_Brief_
Please filter the entries and return only the lines that include "callout".

_Data for review_
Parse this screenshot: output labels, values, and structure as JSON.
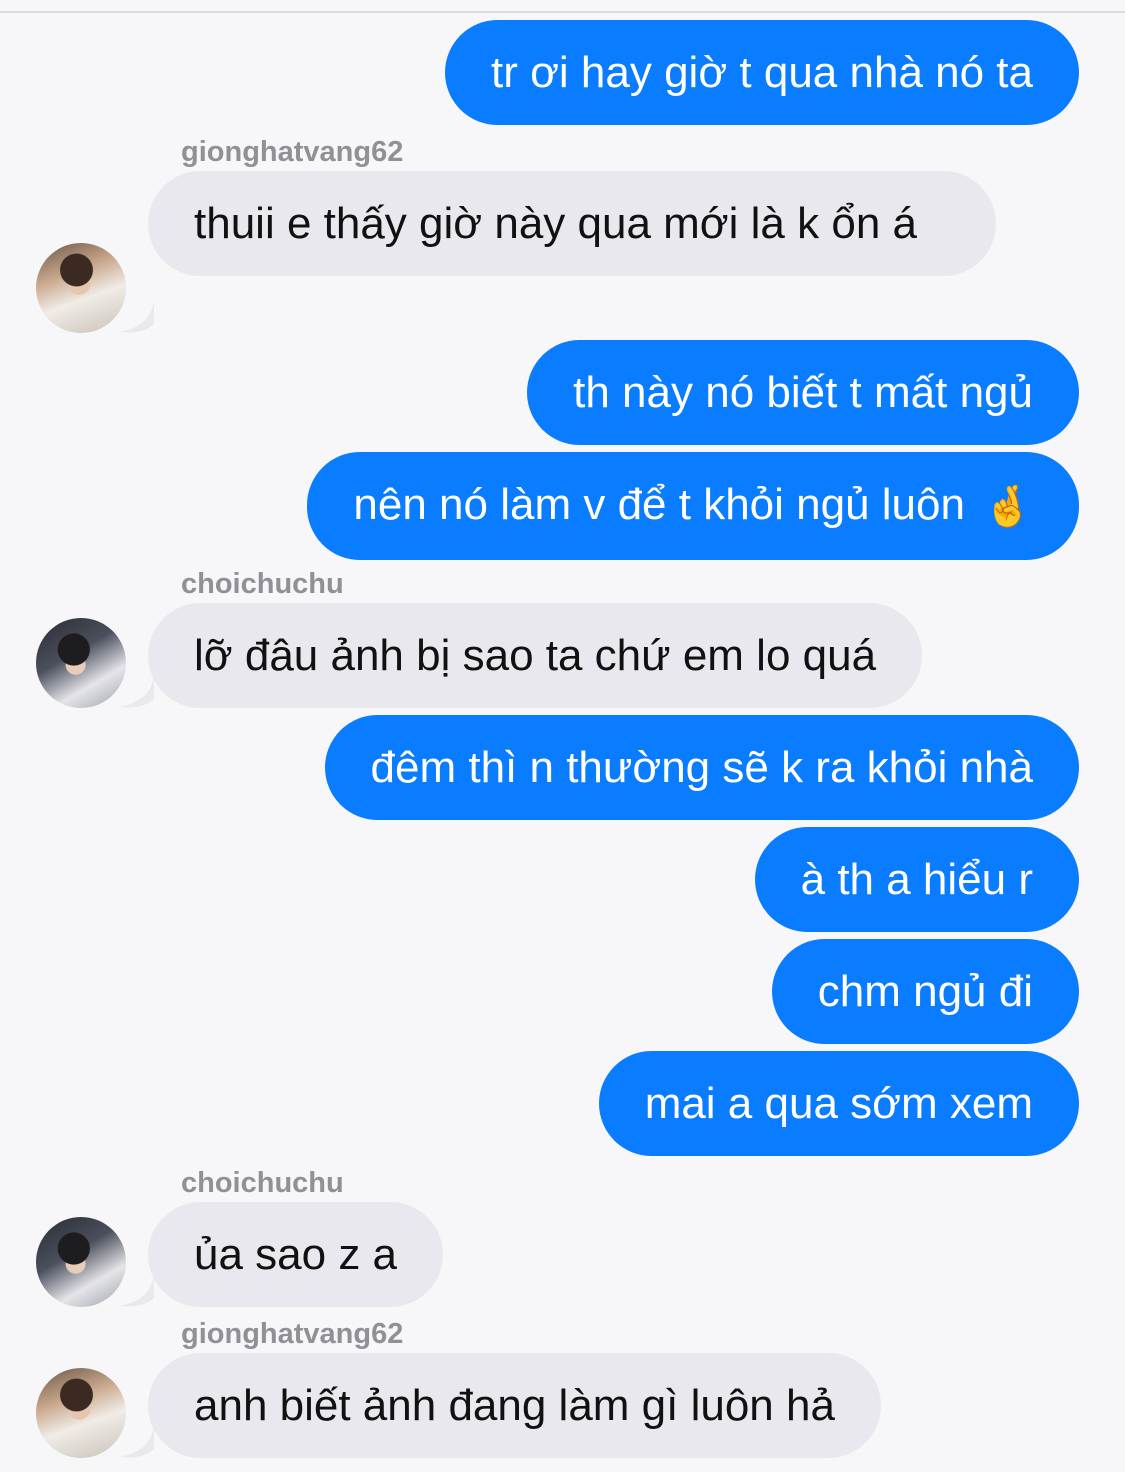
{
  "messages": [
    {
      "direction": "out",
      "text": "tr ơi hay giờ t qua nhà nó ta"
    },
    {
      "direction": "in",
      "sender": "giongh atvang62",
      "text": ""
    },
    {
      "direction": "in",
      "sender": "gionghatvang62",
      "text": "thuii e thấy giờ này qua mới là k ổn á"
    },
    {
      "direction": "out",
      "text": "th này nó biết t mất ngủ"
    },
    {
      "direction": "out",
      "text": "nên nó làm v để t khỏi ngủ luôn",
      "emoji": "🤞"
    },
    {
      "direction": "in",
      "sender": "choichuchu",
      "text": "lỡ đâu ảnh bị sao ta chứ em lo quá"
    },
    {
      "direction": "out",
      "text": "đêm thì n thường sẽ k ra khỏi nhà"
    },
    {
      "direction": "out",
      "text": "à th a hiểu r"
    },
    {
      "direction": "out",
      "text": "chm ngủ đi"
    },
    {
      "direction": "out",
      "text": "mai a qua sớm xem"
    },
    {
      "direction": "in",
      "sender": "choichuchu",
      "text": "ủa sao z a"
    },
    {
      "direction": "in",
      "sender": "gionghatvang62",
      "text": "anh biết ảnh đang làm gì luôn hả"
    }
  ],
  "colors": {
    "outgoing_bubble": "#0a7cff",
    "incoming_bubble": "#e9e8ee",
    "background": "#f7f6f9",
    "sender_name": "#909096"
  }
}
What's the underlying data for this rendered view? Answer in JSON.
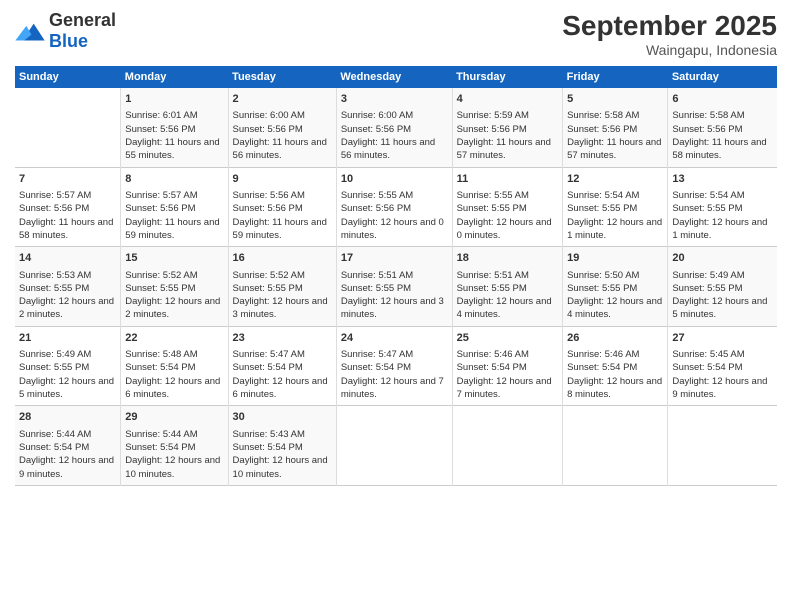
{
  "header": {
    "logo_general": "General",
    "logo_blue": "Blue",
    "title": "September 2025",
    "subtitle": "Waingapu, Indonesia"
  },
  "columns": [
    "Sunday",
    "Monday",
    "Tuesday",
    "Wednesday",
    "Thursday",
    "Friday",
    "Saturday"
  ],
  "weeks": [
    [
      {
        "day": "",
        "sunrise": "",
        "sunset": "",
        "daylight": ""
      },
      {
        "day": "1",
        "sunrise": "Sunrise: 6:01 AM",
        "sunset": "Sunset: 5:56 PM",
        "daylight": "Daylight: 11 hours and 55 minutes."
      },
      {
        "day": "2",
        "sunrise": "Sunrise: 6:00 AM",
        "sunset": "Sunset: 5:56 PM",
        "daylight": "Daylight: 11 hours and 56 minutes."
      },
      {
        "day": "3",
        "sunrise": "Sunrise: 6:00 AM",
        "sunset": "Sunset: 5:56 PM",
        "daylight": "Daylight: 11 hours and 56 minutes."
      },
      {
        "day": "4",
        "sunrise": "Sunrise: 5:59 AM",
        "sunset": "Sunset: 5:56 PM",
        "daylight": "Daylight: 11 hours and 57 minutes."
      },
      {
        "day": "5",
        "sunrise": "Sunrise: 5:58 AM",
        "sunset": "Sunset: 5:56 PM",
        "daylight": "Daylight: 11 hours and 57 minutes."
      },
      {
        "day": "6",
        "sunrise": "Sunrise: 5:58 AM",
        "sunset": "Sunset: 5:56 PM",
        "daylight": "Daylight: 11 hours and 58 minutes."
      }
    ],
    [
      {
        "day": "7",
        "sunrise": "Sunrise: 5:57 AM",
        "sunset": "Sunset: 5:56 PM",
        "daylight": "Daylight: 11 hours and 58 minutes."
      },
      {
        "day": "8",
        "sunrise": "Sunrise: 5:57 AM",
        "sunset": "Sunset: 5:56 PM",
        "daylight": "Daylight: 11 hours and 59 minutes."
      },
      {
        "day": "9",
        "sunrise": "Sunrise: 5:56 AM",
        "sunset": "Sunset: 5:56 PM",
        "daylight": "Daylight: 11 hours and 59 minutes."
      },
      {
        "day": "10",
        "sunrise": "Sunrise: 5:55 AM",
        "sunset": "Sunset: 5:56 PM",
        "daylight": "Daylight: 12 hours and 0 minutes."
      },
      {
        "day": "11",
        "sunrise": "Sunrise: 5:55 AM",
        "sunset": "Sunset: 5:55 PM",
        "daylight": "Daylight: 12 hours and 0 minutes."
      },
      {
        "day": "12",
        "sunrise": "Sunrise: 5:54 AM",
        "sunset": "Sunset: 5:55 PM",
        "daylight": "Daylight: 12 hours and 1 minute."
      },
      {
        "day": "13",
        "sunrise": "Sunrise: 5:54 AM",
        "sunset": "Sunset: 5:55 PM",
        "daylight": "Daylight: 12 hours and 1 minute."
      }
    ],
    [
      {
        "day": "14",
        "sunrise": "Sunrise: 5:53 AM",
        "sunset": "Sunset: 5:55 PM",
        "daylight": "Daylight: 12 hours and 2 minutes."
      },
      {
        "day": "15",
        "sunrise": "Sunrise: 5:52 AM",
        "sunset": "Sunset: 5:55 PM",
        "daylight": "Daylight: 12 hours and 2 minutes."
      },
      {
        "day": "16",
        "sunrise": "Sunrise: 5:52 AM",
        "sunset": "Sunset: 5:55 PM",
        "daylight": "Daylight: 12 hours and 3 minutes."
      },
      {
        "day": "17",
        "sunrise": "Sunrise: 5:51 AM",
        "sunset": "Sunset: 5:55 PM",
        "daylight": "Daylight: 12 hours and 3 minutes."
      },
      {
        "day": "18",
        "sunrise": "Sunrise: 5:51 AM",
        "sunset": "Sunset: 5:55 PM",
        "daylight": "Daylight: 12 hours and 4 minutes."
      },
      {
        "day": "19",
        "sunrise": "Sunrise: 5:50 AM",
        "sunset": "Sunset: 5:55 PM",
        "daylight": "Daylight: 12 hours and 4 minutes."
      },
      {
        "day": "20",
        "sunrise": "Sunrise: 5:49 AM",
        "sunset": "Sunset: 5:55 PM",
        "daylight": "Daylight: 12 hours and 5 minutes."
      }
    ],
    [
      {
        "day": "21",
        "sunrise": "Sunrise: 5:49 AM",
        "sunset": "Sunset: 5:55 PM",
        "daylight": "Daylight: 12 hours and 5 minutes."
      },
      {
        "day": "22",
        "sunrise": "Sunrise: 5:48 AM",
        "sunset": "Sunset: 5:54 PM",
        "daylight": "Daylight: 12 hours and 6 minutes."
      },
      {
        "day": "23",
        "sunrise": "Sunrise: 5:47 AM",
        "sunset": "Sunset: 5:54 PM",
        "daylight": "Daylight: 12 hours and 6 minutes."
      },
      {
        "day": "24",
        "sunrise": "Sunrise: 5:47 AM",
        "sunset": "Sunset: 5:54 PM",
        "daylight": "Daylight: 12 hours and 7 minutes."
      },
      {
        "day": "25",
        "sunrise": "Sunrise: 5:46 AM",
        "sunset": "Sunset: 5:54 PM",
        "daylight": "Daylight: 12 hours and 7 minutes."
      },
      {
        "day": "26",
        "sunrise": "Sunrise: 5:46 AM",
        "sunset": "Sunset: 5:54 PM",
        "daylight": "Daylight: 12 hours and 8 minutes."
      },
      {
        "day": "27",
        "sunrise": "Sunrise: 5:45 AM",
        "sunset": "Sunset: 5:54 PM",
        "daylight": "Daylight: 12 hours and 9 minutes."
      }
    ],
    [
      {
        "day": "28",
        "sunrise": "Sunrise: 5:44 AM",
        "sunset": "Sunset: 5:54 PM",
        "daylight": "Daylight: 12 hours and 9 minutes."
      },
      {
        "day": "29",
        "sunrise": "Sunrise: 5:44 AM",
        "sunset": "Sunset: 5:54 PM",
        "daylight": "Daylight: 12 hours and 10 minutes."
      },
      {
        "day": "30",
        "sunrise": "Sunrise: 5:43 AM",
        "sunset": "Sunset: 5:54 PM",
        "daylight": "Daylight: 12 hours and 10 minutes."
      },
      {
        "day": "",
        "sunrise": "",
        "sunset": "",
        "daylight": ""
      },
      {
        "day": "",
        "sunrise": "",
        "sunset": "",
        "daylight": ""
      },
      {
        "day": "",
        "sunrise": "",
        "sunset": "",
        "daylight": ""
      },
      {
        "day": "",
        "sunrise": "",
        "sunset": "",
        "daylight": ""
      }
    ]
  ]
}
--
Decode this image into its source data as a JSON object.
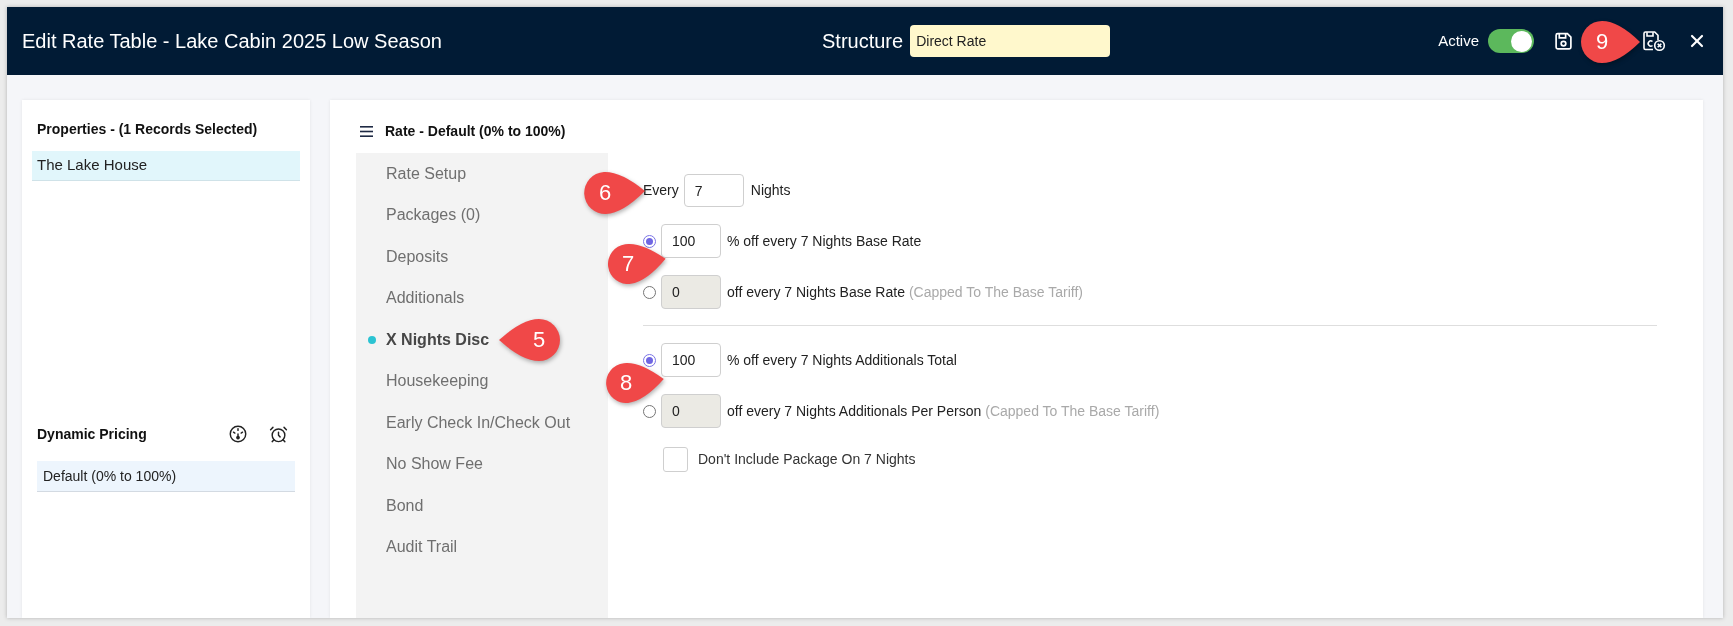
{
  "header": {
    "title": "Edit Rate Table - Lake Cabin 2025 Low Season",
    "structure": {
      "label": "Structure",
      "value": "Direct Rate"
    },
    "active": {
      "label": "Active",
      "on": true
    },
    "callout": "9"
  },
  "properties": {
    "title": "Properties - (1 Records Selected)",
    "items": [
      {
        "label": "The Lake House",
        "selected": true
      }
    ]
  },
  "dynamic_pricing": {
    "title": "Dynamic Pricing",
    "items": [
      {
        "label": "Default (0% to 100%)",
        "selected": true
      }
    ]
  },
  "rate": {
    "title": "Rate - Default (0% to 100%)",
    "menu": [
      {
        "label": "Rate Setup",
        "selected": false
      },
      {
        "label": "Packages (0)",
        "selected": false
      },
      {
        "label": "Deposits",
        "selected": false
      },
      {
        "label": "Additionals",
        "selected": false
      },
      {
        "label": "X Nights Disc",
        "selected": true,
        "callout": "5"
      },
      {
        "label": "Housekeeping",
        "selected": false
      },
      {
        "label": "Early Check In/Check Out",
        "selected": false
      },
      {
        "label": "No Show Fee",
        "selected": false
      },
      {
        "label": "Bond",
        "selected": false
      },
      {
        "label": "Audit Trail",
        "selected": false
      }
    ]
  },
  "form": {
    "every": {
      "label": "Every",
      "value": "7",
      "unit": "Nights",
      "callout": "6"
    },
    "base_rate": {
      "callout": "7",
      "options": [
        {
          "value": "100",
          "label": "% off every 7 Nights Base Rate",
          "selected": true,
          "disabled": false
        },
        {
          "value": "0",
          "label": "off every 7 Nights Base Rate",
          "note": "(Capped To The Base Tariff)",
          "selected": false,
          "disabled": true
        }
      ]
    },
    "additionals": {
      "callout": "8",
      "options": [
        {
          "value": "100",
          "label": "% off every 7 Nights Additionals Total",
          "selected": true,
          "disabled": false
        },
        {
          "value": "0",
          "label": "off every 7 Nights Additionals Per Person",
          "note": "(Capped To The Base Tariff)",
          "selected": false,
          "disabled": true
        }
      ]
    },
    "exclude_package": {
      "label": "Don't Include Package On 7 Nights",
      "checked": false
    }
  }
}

_Answer for this exercise_
    "callout": "9"
        "callout": "5"
      "callout": "6"
      "callout": "7",
      "callout": "8",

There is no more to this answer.